There are also two publications available to purchase from the museum written and published by the group.

Bayfest is under way!

The Bayfest 2018 event was launched on Saturday, and there are events throughout the month to help keep the children entertained.

Check out the Bayfest booklet, available around the town, or pick up a leaflet from the museum giving more details of our events.

Most events are free, some have a small charge, and some are best booked in advance, as space is limited.

We look forward to meeting you!

Don’t forget our photo competition!

Poster for our 2019 photo competition Natural Herne Bay - forms available from our websitePosters for our next photo competition will be going up around town soon! We are looking for photos that show off Natural Herne Bay.
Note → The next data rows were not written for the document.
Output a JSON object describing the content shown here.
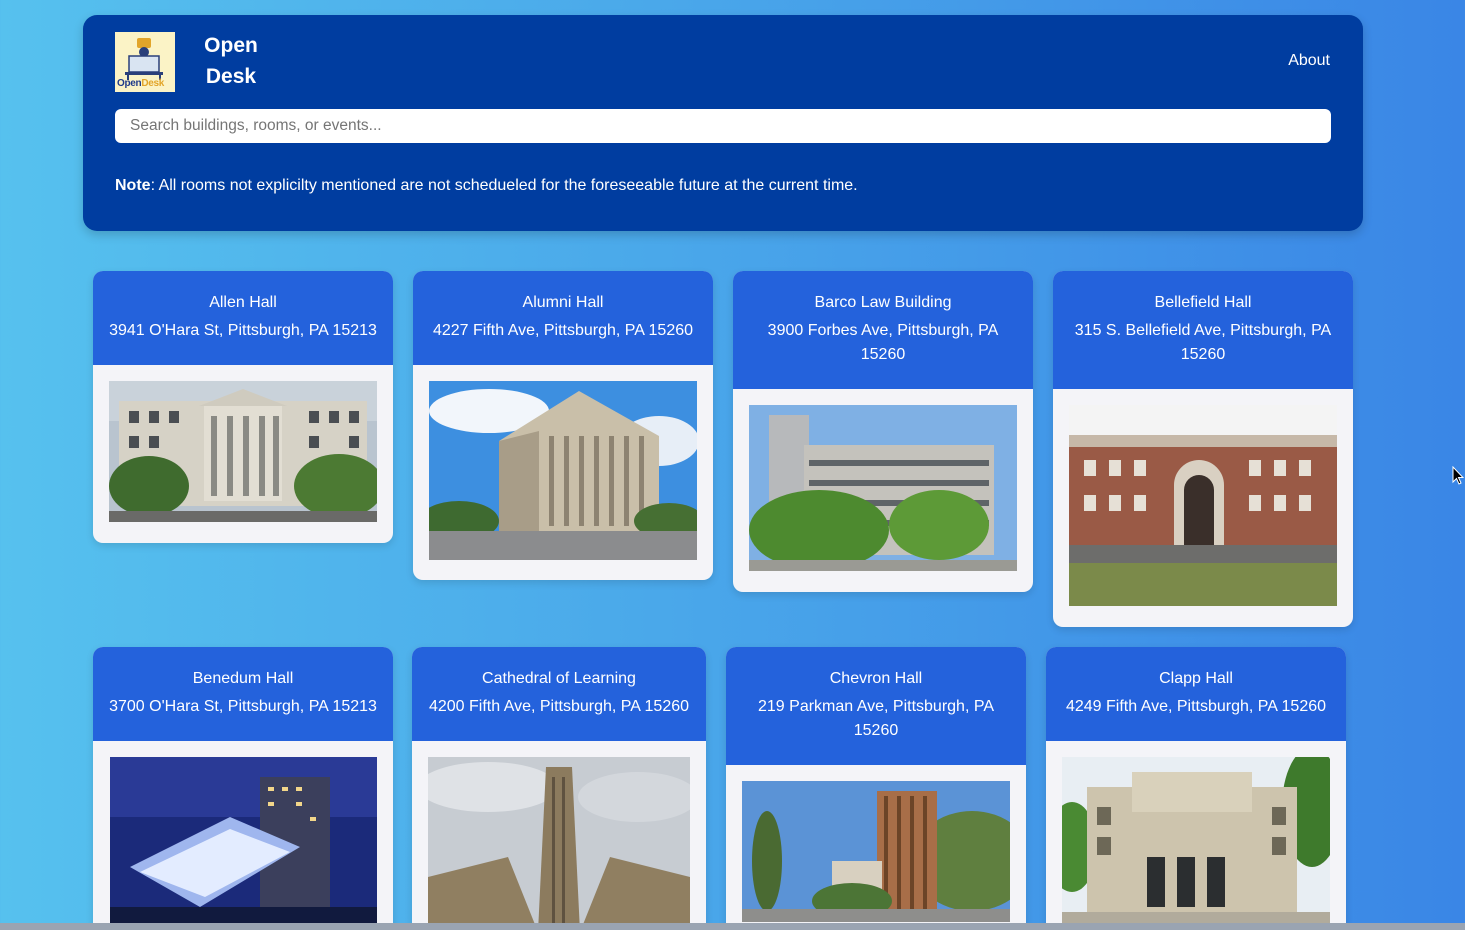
{
  "header": {
    "logo_text_a": "Open",
    "logo_text_b": "Desk",
    "brand_line1": "Open",
    "brand_line2": "Desk",
    "about_label": "About",
    "search_placeholder": "Search buildings, rooms, or events...",
    "note_label": "Note",
    "note_text": ": All rooms not explicilty mentioned are not schedueled for the foreseeable future at the current time."
  },
  "buildings": [
    {
      "name": "Allen Hall",
      "address": "3941 O'Hara St, Pittsburgh, PA 15213"
    },
    {
      "name": "Alumni Hall",
      "address": "4227 Fifth Ave, Pittsburgh, PA 15260"
    },
    {
      "name": "Barco Law Building",
      "address": "3900 Forbes Ave, Pittsburgh, PA 15260"
    },
    {
      "name": "Bellefield Hall",
      "address": "315 S. Bellefield Ave, Pittsburgh, PA 15260"
    },
    {
      "name": "Benedum Hall",
      "address": "3700 O'Hara St, Pittsburgh, PA 15213"
    },
    {
      "name": "Cathedral of Learning",
      "address": "4200 Fifth Ave, Pittsburgh, PA 15260"
    },
    {
      "name": "Chevron Hall",
      "address": "219 Parkman Ave, Pittsburgh, PA 15260"
    },
    {
      "name": "Clapp Hall",
      "address": "4249 Fifth Ave, Pittsburgh, PA 15260"
    }
  ]
}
We ask that your photos show some aspect of nature and can be identified as taken somewhere within the area of the Hampton/Reculver/Herne triangle.

Up to three entries per person, to be submitted as prints (preferably A4 landscape size) along with an entry form. Entries to be with the Seaside Museum by 15th January 2019.
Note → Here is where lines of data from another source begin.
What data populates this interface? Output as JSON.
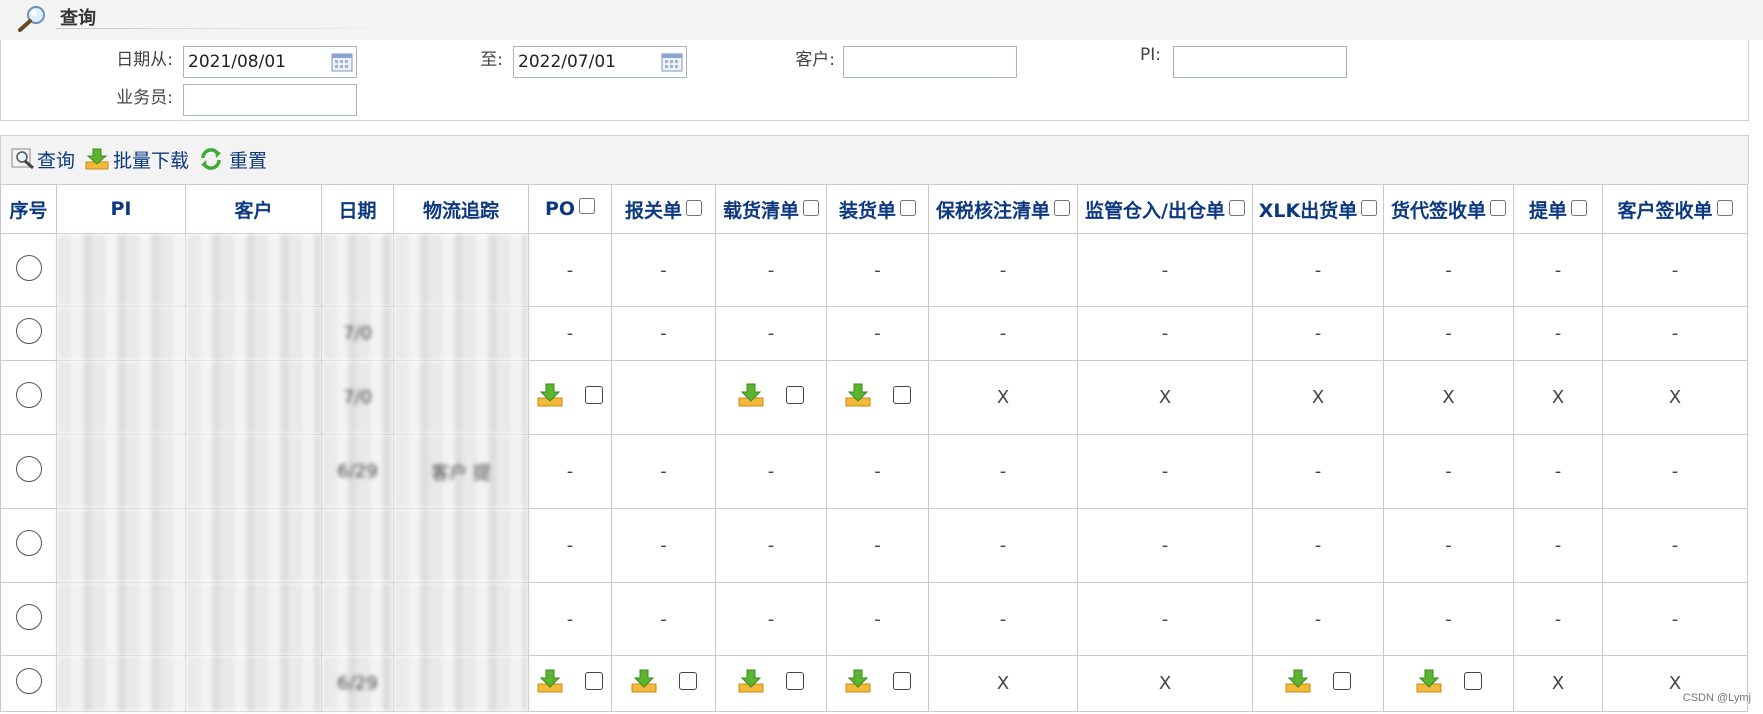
{
  "titlebar": {
    "title": "查询",
    "icon": "magnifier-icon"
  },
  "form": {
    "date_from_label": "日期从:",
    "date_from_value": "2021/08/01",
    "date_to_label": "至:",
    "date_to_value": "2022/07/01",
    "customer_label": "客户:",
    "customer_value": "",
    "pi_label": "PI:",
    "pi_value": "",
    "salesperson_label": "业务员:",
    "salesperson_value": ""
  },
  "toolbar": {
    "query_label": "查询",
    "batch_download_label": "批量下载",
    "reset_label": "重置"
  },
  "table": {
    "headers": [
      "序号",
      "PI",
      "客户",
      "日期",
      "物流追踪",
      "PO",
      "报关单",
      "载货清单",
      "装货单",
      "保税核注清单",
      "监管仓入/出仓单",
      "XLK出货单",
      "货代签收单",
      "提单",
      "客户签收单"
    ],
    "rows": [
      {
        "date": "",
        "tracking": "",
        "cells": [
          "-",
          "-",
          "-",
          "-",
          "-",
          "-",
          "-",
          "-",
          "-",
          "-"
        ]
      },
      {
        "date": "7/0",
        "tracking": "",
        "cells": [
          "-",
          "-",
          "-",
          "-",
          "-",
          "-",
          "-",
          "-",
          "-",
          "-"
        ]
      },
      {
        "date": "7/0",
        "tracking": "",
        "cells": [
          "dl",
          "",
          "dl",
          "dl",
          "X",
          "X",
          "X",
          "X",
          "X",
          "X"
        ]
      },
      {
        "date": "6/29",
        "tracking": "客户 提",
        "cells": [
          "-",
          "-",
          "-",
          "-",
          "-",
          "-",
          "-",
          "-",
          "-",
          "-"
        ]
      },
      {
        "date": "",
        "tracking": "",
        "cells": [
          "-",
          "-",
          "-",
          "-",
          "-",
          "-",
          "-",
          "-",
          "-",
          "-"
        ]
      },
      {
        "date": "",
        "tracking": "",
        "cells": [
          "-",
          "-",
          "-",
          "-",
          "-",
          "-",
          "-",
          "-",
          "-",
          "-"
        ]
      },
      {
        "date": "6/29",
        "tracking": "",
        "cells": [
          "dl",
          "dl",
          "dl",
          "dl",
          "X",
          "X",
          "dl",
          "dl",
          "X",
          "X"
        ]
      }
    ],
    "partial_texts": {
      "row1_pi": "1",
      "row3_pi": "P(",
      "row5_customer": "D M",
      "row7_customer": "Labs S"
    }
  },
  "watermark": "CSDN @Lymj"
}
Entries will form our January/February exhibition next year, and the top 12 entries (4 chosen by museum volunteers plus 8 chosen by public vote) will form our 2020 calendar.

We can’t wait to see what you come up with!
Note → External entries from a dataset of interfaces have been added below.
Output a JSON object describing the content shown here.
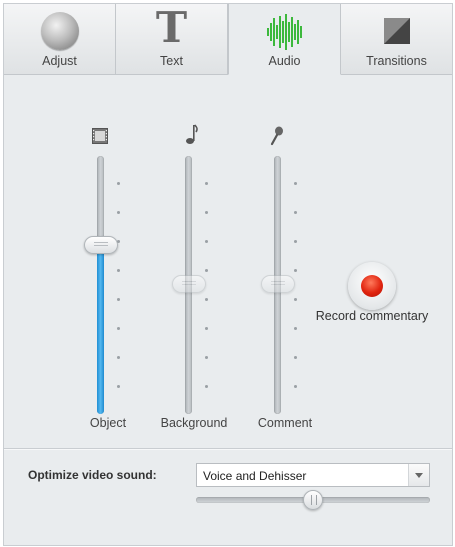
{
  "tabs": [
    {
      "label": "Adjust",
      "icon": "sphere-icon",
      "active": false
    },
    {
      "label": "Text",
      "icon": "text-t-icon",
      "active": false
    },
    {
      "label": "Audio",
      "icon": "audio-waveform-icon",
      "active": true
    },
    {
      "label": "Transitions",
      "icon": "transition-icon",
      "active": false
    }
  ],
  "mixer": {
    "sliders": [
      {
        "label": "Object",
        "icon": "film-strip-icon",
        "level": 0.66,
        "enabled": true
      },
      {
        "label": "Background",
        "icon": "music-note-icon",
        "level": 0.5,
        "enabled": false
      },
      {
        "label": "Comment",
        "icon": "microphone-icon",
        "level": 0.5,
        "enabled": false
      }
    ],
    "record": {
      "label": "Record commentary"
    }
  },
  "optimize": {
    "label": "Optimize video sound:",
    "selected": "Voice and Dehisser",
    "level": 0.5
  },
  "colors": {
    "accent_blue": "#3aa6e6",
    "record_red": "#e0240f",
    "audio_green": "#3cb83c",
    "panel_bg": "#e9ecee"
  }
}
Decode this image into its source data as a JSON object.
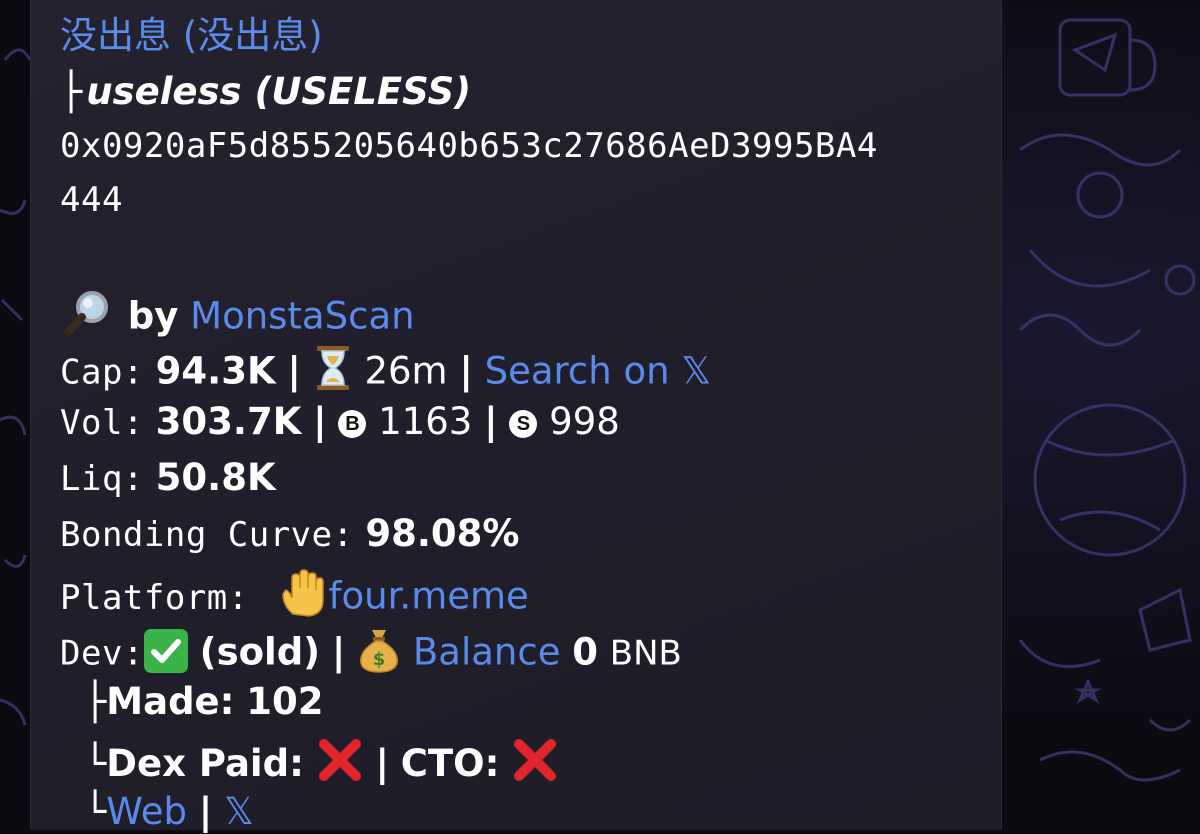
{
  "header": {
    "title_link": "没出息 (没出息)",
    "token_prefix": "├",
    "token_name": "useless (USELESS)",
    "contract_line1": "0x0920aF5d855205640b653c27686AeD3995BA4",
    "contract_line2": "444"
  },
  "scanner": {
    "by_label": "by",
    "by_link": "MonstaScan"
  },
  "stats": {
    "cap_label": "Cap:",
    "cap_value": "94.3K",
    "sep": "|",
    "age": "26m",
    "search_link": "Search on",
    "vol_label": "Vol:",
    "vol_value": "303.7K",
    "buy_icon_letter": "B",
    "buys": "1163",
    "sell_icon_letter": "S",
    "sells": "998",
    "liq_label": "Liq:",
    "liq_value": "50.8K",
    "bonding_label": "Bonding Curve:",
    "bonding_value": "98.08%",
    "platform_label": "Platform:",
    "platform_link": "four.meme"
  },
  "dev": {
    "label": "Dev:",
    "status": "(sold)",
    "balance_link": "Balance",
    "balance_value": "0",
    "balance_unit": "BNB",
    "made_prefix": "├",
    "made_label": "Made:",
    "made_value": "102",
    "dex_prefix": "└",
    "dex_label": "Dex Paid:",
    "cto_label": "CTO:",
    "web_prefix": "└",
    "web_link": "Web"
  },
  "icons": {
    "magnifier": "magnifier-icon",
    "hourglass": "hourglass-icon",
    "x_logo": "x-logo-icon",
    "hand": "raised-hand-icon",
    "check": "check-icon",
    "moneybag": "money-bag-icon",
    "cross": "cross-icon"
  },
  "colors": {
    "link": "#5a8bea",
    "text": "#ffffff",
    "bubble": "#23212d",
    "background": "#0c0b10",
    "check_green": "#3ab34a",
    "cross_red": "#e0242b"
  }
}
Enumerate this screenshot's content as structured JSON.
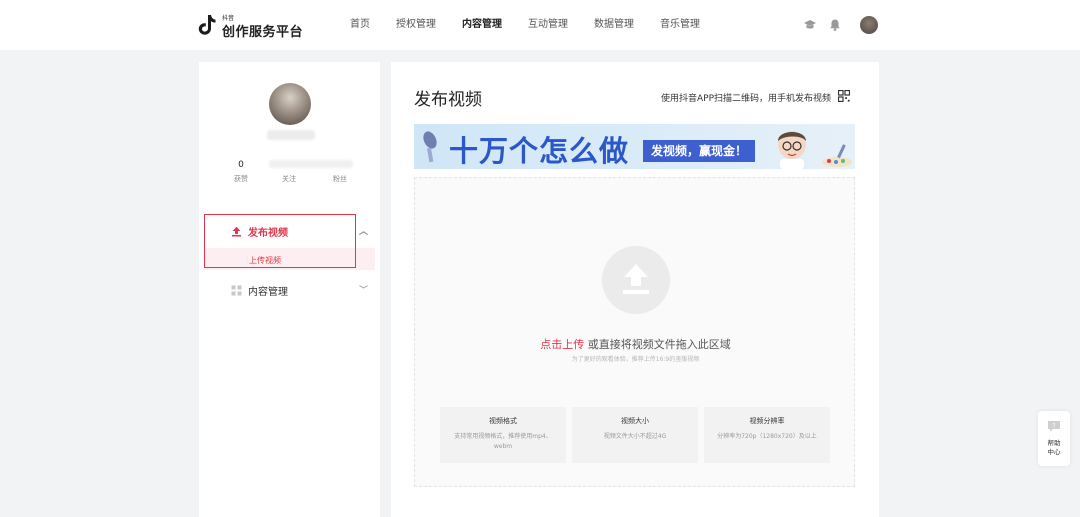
{
  "header": {
    "logo_small": "抖音",
    "logo_text": "创作服务平台",
    "nav": [
      "首页",
      "授权管理",
      "内容管理",
      "互动管理",
      "数据管理",
      "音乐管理"
    ],
    "nav_active": "内容管理",
    "icons": [
      "graduation-cap-icon",
      "bell-icon"
    ]
  },
  "sidebar": {
    "stats": {
      "likes_value": "0",
      "likes_label": "获赞",
      "following_label": "关注",
      "fans_label": "粉丝"
    },
    "menu": {
      "publish_label": "发布视频",
      "upload_label": "上传视频",
      "content_label": "内容管理"
    }
  },
  "main": {
    "title": "发布视频",
    "scan_hint": "使用抖音APP扫描二维码，用手机发布视频",
    "banner": {
      "title": "十万个怎么做",
      "pill": "发视频，赢现金！"
    },
    "upload": {
      "link_text": "点击上传",
      "rest_text": " 或直接将视频文件拖入此区域",
      "sub_text": "为了更好的观看体验，推荐上传16:9的竖版视频"
    },
    "cards": [
      {
        "title": "视频格式",
        "desc": "支持常用视频格式，推荐使用mp4、webm"
      },
      {
        "title": "视频大小",
        "desc": "视频文件大小不超过4G"
      },
      {
        "title": "视频分辨率",
        "desc": "分辨率为720p（1280x720）及以上"
      }
    ]
  },
  "help": {
    "label_line1": "帮助",
    "label_line2": "中心"
  },
  "colors": {
    "accent": "#e0384a",
    "banner_blue": "#2b57c9",
    "background": "#f2f3f5"
  }
}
The Red Rover Exhibition

When, a couple of years ago, the Seaside Museum was left a maritime painting from the 1830s of a paddle steamer called the Red Rover no one realised the enormous significance it had for the development of Herne Bay. Before the 1830s, Herne Bay was a very small seaside hamlet where coastal sailing vessels unloaded goods primarily intended for Canterbury.   In 1830, a group of entrepreneurs began to buy up land to develop one of the very first new towns in the UK and their plan depended on building a pier that would enable paddle-steamers to dock at any state of the tide.    Herne Bay was conceived, designed and promoted to cash in the growth of the paddle-steamer trade between London and the North Kent coast and the Red Rover played a crucial role in their plans.  The story of the Red Rover is the story of the foundation of Herne Bay.   
Our exhibition tells a fascinating tale of ambition, disaster and disappointment. Disaster because the Red Rover was sunk in a collision when she was barely a year old. She was raised by revolutionary techniques for the time and went back into service but eventually lost out to the coming of the railways to North Kent. The original investors fared no better and their concept of a high-class development for the wealthy did not work out well and most of them lost their money.  If the railway spelled the end of the coastal paddle steamers it was the saviour of Herne Bay which took off after the line was opened in 1861.
Come to the Seaside Museum until July 22nd to find out more about the founding of our town.

Red Rover Exhibition is now open

Our new exhibition is now open to the public – The Red Rover tells the story of the paddle steamer and her sister ship, how she served the town, and how she contributed to the development of the town itself.

It’s a fascinating story, about the first tourists to visit the seaside. The pier was built so they didn’t have to transfer to rowing boats to come ashore, and coaches would take them on to other parts of the county.

Do visit the museum, have a good look around our exhibition and learn something new about our wonderful town!